Borrow from your mother-in-law
Tight and expensive credit market has depressed small business growth
by Chia-Li Chien | Published July 8, 2010
Those businesses that survived the U.S. financial crisis since fall of 2008 must still find ways to keep their heads above water. The artificial fueling of our economy from government stimulus packages, recovery act or small business recovery act does not actually create more jobs, because spending is down worldwide. Couple that with the European financial crisis and slowing growth in Asia and we find that big or small, businesses no longer do the things they used to do. This mounting crises creates an environment of very tight and very expensive credit for small businesses (less than 500 employees).

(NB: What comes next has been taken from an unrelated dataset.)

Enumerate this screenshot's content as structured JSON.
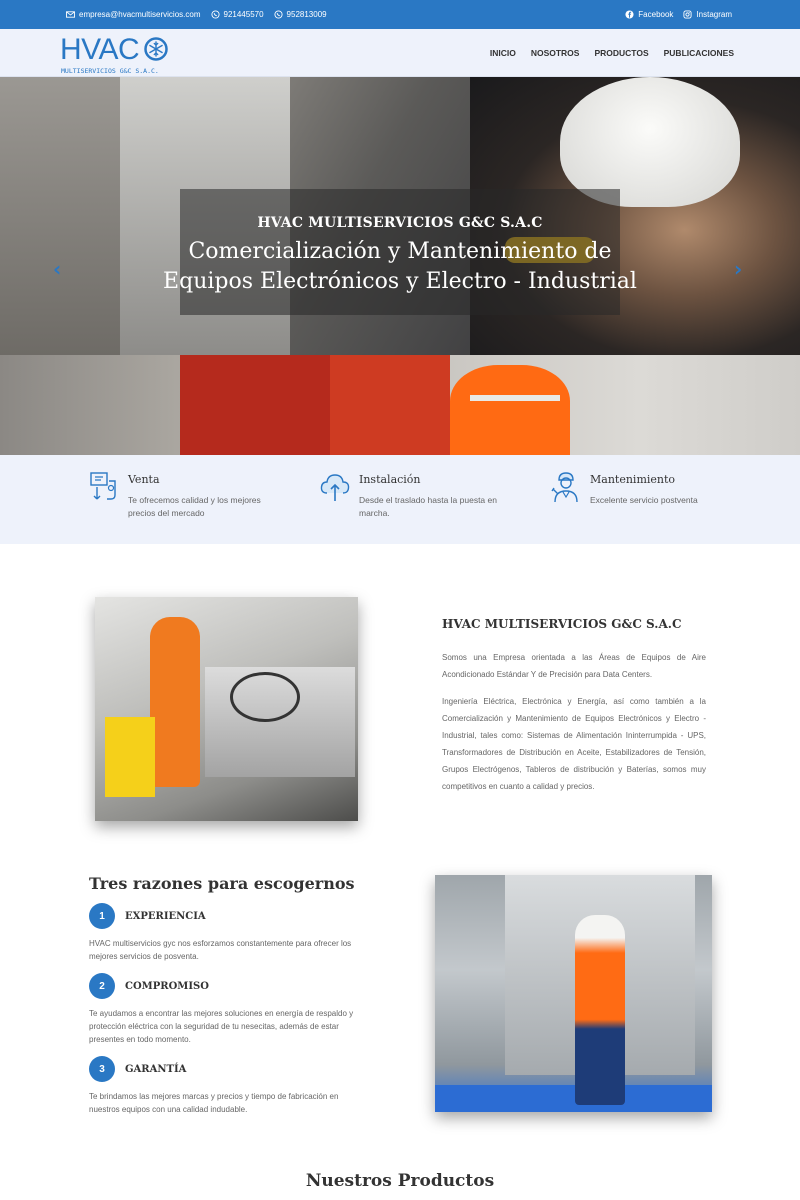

We’re fortunate that recently in Charlotte, our mayor and the chamber jointly hosted the 2010 Charlotte Chamber Summits: Access to Capital for Small Businesses and Entrepreneurs. It coupled many of the financial experts in our city with 340 entrepreneurs eager to make connections that would help their businesses grow.
I moderated the “Understand your Financial Position” workshop along with expert panelists John Blair, CPA, Blair, Bohle & Whitsitt, PLLC; Tom Davis, SVP, Business Banking, First Citizens Bank; Mary Hall, SVP, Charlotte Regional Credit Officer, BB&T; and Jim Mortimer, Business Counselor, SCORE.
One consistent message I heard throughout the conference was that most business owners are not sure what financing tools are available to them and how to get them. In my previously published article “Need Money? Think Private Capital Markets,” I shared with entrepreneurs six different types of capital. To be honest, I felt that even the experts at the conference did not explain those options clearly to the participants. It is a complex financial subject, and most business owners really are not sure about what their financial numbers mean anyway.
That being said, we no longer can afford to do things the way we used to. We all are trying to figure out how to do more with less. So how do you, as business owners, do that? Revisit or innovate your business model and follow up with serious innovation of your products or services. There are many businesses out there doing extremely well, because Successful Entrepreneurs Reconceptualize.
At the end of the day, when your business needs money to expand, you must prepare to talk to your lenders or investors as if they are your mother-in-law. Even though they may not be in your face all the time, you will still feel very motivated to pay off the debt or buy back the equity if you imagine you have borrowed from your mother-in-law. Help your lender or investors understand your business model and how it translates into return on investment for them. Expect to explain it to them in the same way as your mother-in-law would expect when she demands to know when she can get her money back, plus interest – not to mention her other unique aggravations.
Every business has a unique situation, and capital needs are different, depending on which stage the business is in. The good news is there is available money out there and many investors are willing to invest. Other than the cyclical industry, if you have the right business model, along with the right innovative products or services, investors will be eager to talk to you. In addition, you will need to demonstrate how you are going to implement your strategy so your investors and lenders will see a return on their investment. I’m sure your mother-in-law would be interested in that information as well.
Although I prefer not to borrow money from anyone, including my own parents, I do understand the requirement of doing what you have to do. In the absence of available capital to help you grow, perhaps another option is to look into your existing operations such as your receivables and payables processes to make sure you aren’t financing your customer’s purchases.
Your mother-in-law may not be a grizzly bear fresh out of hibernation, but imagine she is. What will you do to prepare to talk to her about your need to dip into her honey jar of ready cash?